I am sure to grow old.
I cannot avoid aging.
I am sure to become sick.
I cannot avoid sickness.
I am sure to die.
I cannot avoid death.
All things dear and beloved to me
are subject to change and separation.
I am the owner of my actions;
I will become the heir of my actions.
- Anguttara Nikaya
Every now and then something happens that is pivotal in our lives by which we measure time, a marker event like 9/11, a marriage or divorce, a birth or death or a diagnosis such as cancer. I’ve divided time into pre-cancer and post-stem cell transplant for lymphoma. The time is marked not by age but by changes in my world. Pre-cancer mortality was a given intellectually but post diagnosis I knew it in my heart, head and gut.
Death became a part of my awareness and I could no longer delude myself into believing that illness and loss happened to others but not to me. These last few weeks, with the earthquake, tsunami, and radiation leaks in Japan as well as war in Libya, I am reminded of the universality of suffering and its pain. I am inspired by the courage and cooperation of the Japanese people and horrified by the hatreds and violence of war. It feels like the whole world is trembling. I ask myself daily, how am I living my life? What are my priorities? How am I putting mindfulness into action and what is possible to help others?
A favorite cartoon of mine is of two mice on an exercise wheel. One of the mice is shown peddling frantically and spinning around and around while the other is resting comfortably on the rim of his wheel with his legs dangling over it. The caption under him reads, “I’ve had an epiphany.”
Years ago my meditation teacher, Larry Rosenberg, talked about rolling over and over again and again in the mud. I never quite understood what he meant until I began to notice certain thought patterns that refused to quit. I didn’t think in terms of greed, hatred and delusion I only knew that certain thoughts made me unhappy and created feelings, sensations and actions that perpetuated misery, mine and others. I’ve been a psychotherapist since 1975. In working with my patients at a large HMO it seemed all too easy to slip into the morass of worry, fear and doubt. Identification with these states perpetuated misery by defining who we thought we were and what life held for us. This lead to immobility and more fear, anger and delusion.
Frustration and discouragement led me to the medical center and Jon’s (Kabat-Zinn) weekly yoga class and Larry’s (Rosenberg) meditation sessions. One short hour opened a window into possibilities. I would return to work energized and refreshed with greater clarity and patience to be with another. As my practice deepened compassion and understanding grew and real change became possible.
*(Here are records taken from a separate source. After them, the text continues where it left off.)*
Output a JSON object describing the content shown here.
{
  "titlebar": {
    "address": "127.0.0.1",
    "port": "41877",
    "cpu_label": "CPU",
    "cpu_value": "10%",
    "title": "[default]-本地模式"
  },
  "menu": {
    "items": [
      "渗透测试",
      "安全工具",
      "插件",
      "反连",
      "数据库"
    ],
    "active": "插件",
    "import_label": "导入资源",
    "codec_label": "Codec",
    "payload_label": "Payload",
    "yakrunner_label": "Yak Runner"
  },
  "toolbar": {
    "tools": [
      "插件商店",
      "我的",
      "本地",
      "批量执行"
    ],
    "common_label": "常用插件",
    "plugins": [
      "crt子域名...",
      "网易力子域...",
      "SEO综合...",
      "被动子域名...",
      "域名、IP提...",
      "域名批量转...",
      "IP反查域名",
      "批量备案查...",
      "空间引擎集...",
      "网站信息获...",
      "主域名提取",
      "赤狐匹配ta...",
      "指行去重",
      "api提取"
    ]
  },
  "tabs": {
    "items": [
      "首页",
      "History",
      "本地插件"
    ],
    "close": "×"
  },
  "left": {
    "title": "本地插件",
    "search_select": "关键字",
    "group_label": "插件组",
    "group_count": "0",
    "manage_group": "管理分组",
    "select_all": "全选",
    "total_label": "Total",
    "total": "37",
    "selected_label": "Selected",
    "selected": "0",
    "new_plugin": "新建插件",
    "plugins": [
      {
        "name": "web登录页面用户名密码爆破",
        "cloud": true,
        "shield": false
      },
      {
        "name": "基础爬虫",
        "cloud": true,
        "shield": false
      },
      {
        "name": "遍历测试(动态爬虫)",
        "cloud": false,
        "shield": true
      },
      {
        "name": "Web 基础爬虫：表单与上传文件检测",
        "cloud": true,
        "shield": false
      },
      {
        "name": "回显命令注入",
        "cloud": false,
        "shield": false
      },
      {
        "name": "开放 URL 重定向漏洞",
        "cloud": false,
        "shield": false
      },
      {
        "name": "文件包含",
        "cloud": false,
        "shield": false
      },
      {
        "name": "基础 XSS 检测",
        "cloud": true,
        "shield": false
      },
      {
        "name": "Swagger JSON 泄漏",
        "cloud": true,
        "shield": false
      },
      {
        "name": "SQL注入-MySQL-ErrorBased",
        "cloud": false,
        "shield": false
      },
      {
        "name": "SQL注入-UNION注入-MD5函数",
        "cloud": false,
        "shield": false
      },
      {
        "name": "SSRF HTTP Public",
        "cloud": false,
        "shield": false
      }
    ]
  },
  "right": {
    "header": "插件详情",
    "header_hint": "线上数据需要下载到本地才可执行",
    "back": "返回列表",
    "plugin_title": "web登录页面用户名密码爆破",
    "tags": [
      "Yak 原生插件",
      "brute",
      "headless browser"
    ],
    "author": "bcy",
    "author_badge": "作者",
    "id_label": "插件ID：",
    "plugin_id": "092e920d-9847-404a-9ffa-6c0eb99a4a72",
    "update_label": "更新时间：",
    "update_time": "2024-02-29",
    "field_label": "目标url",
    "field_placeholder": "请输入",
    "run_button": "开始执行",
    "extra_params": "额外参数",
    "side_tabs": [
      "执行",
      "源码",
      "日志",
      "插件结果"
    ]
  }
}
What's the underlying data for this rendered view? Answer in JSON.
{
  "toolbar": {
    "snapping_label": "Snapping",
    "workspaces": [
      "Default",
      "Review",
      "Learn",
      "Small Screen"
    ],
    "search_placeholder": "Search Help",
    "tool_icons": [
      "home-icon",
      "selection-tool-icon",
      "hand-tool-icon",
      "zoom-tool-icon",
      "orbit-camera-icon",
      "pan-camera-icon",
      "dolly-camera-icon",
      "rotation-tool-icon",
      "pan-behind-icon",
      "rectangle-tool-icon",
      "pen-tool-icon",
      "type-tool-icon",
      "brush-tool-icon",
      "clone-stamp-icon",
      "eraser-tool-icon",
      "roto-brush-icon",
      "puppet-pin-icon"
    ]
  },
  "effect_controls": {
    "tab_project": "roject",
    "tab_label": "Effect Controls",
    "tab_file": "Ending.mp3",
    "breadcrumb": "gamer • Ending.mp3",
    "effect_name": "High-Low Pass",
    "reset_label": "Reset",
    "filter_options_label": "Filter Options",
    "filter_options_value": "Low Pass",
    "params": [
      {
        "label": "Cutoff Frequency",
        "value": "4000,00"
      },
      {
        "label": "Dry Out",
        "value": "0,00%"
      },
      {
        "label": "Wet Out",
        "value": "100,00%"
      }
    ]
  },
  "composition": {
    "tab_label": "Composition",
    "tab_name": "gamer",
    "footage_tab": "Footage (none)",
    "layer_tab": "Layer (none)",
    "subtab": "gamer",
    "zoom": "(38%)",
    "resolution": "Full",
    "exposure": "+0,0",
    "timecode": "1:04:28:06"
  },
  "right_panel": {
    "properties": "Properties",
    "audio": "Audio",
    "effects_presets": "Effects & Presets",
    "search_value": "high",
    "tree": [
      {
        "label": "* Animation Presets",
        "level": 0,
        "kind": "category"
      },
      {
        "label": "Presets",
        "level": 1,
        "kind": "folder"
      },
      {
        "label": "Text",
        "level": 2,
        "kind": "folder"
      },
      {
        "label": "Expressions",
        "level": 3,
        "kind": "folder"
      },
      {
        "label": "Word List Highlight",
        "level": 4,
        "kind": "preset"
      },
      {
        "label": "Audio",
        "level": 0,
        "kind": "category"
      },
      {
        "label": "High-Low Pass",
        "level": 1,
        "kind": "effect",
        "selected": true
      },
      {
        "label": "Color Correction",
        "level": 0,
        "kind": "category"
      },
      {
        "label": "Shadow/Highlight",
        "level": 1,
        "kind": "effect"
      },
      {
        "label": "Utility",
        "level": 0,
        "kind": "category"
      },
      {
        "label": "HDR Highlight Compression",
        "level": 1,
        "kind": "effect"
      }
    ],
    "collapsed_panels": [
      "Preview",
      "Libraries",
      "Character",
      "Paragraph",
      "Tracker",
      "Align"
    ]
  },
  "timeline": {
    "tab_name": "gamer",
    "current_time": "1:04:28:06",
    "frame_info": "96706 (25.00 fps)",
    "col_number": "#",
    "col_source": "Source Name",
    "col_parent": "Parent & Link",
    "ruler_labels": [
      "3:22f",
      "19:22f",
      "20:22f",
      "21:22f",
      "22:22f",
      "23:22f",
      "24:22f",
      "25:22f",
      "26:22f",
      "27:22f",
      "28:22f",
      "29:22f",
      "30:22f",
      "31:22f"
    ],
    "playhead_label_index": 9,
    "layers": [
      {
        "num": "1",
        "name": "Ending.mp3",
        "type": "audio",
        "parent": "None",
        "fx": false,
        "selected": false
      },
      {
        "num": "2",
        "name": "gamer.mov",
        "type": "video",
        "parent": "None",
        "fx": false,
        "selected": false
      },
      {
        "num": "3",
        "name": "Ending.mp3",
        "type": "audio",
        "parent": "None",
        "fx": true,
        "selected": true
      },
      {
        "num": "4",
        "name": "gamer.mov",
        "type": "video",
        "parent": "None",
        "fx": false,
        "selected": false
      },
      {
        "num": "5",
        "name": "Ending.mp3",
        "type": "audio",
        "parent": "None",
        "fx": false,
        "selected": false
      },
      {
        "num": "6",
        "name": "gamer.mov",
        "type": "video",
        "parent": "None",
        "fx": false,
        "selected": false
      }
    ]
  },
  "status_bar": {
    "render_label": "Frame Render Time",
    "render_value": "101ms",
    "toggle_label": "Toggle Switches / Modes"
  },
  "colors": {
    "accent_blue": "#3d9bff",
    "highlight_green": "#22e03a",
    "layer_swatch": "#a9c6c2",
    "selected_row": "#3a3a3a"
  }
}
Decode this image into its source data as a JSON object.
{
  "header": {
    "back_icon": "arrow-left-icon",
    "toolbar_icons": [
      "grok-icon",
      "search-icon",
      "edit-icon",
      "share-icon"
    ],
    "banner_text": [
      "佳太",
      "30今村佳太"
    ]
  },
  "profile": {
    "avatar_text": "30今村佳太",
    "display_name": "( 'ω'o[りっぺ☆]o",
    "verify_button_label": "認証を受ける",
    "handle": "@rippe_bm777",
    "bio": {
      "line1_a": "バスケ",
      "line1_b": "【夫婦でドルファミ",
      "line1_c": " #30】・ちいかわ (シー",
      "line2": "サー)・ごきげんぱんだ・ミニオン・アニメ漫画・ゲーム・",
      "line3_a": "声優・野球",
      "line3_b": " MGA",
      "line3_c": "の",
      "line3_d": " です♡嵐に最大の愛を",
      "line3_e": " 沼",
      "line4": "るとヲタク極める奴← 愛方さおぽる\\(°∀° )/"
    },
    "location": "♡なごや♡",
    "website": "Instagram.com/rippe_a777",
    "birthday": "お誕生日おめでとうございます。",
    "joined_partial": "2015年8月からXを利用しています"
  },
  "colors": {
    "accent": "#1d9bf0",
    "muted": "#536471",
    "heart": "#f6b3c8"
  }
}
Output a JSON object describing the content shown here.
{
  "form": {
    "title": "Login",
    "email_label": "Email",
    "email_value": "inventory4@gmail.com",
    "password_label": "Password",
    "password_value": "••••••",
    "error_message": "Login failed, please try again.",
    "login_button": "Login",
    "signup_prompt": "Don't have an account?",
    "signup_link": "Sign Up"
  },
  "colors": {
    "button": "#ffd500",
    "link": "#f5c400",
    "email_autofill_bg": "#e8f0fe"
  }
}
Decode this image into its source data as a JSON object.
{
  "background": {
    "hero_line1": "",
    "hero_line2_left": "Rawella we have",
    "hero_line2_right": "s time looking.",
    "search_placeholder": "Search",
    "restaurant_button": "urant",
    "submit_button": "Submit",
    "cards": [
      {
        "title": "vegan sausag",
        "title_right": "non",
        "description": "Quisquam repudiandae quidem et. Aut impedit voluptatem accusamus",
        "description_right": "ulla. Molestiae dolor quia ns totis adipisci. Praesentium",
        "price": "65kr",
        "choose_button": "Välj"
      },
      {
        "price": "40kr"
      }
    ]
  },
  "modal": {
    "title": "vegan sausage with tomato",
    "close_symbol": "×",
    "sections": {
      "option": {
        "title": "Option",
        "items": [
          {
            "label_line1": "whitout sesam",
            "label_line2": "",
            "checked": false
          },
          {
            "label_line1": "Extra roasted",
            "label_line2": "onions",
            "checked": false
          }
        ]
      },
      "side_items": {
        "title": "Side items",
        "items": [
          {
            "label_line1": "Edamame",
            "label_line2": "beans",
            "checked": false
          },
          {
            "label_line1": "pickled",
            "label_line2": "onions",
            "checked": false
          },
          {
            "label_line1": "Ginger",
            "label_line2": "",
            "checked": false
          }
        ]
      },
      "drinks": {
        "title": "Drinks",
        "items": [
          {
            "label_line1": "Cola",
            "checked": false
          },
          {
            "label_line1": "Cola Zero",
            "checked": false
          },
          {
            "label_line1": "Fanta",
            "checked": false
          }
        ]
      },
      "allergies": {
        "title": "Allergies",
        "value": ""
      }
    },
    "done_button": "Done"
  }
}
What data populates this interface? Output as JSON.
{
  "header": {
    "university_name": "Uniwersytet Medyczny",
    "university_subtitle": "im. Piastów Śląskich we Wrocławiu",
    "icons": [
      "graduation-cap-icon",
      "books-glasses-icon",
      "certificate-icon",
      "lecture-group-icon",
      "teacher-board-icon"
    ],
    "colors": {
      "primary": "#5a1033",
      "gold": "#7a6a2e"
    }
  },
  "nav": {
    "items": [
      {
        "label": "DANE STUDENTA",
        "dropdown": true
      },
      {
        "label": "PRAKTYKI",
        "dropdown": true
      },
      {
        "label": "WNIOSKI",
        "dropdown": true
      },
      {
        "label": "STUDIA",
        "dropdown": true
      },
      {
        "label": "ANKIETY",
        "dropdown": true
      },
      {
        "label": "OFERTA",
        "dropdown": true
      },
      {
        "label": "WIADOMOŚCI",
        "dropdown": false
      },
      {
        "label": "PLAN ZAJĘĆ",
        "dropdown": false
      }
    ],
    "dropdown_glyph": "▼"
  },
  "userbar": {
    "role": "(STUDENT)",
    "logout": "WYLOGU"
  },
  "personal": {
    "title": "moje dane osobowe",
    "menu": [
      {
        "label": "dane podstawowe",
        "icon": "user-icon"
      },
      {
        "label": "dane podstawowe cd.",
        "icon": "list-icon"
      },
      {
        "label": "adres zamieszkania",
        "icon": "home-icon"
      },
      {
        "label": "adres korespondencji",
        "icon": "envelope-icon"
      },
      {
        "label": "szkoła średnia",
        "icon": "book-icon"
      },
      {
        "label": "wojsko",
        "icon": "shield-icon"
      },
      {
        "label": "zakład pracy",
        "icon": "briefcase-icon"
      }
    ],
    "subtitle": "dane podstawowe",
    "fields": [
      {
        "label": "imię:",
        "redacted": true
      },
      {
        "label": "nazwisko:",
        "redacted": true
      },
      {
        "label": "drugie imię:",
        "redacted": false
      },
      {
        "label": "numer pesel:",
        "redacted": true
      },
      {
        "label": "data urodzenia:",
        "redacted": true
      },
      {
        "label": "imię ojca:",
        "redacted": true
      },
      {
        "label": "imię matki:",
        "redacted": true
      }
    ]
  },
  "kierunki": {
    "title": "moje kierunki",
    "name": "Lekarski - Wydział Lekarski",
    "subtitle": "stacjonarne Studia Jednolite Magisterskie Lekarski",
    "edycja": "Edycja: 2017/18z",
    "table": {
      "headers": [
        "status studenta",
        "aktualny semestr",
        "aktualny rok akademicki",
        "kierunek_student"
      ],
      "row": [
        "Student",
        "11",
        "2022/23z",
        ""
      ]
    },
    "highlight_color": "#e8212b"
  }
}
I’ve been very fortunate. I’ve been teaching MBSR since the early 80‘s with the support of a community dedicated to mindfulness and the eradication of suffering. Community is essential. Overcoming suffering and understanding its causes is often a painful process. We need each other for support and inspiration. Discovering what helps and what harms takes effort, high ethical standards and steady attention. MBSR is not a technique or a smart career move. It’s goal is liberation and wise action. We are all inter-connected, the rebel in Libya and his antagonist, the tsunami victim and the rescue worker. We are all responsible for our actions. Just as aging, illness, death and loss is part of life so is compassion, understanding and growth. May our work together bring greater peace for ourselves and our world.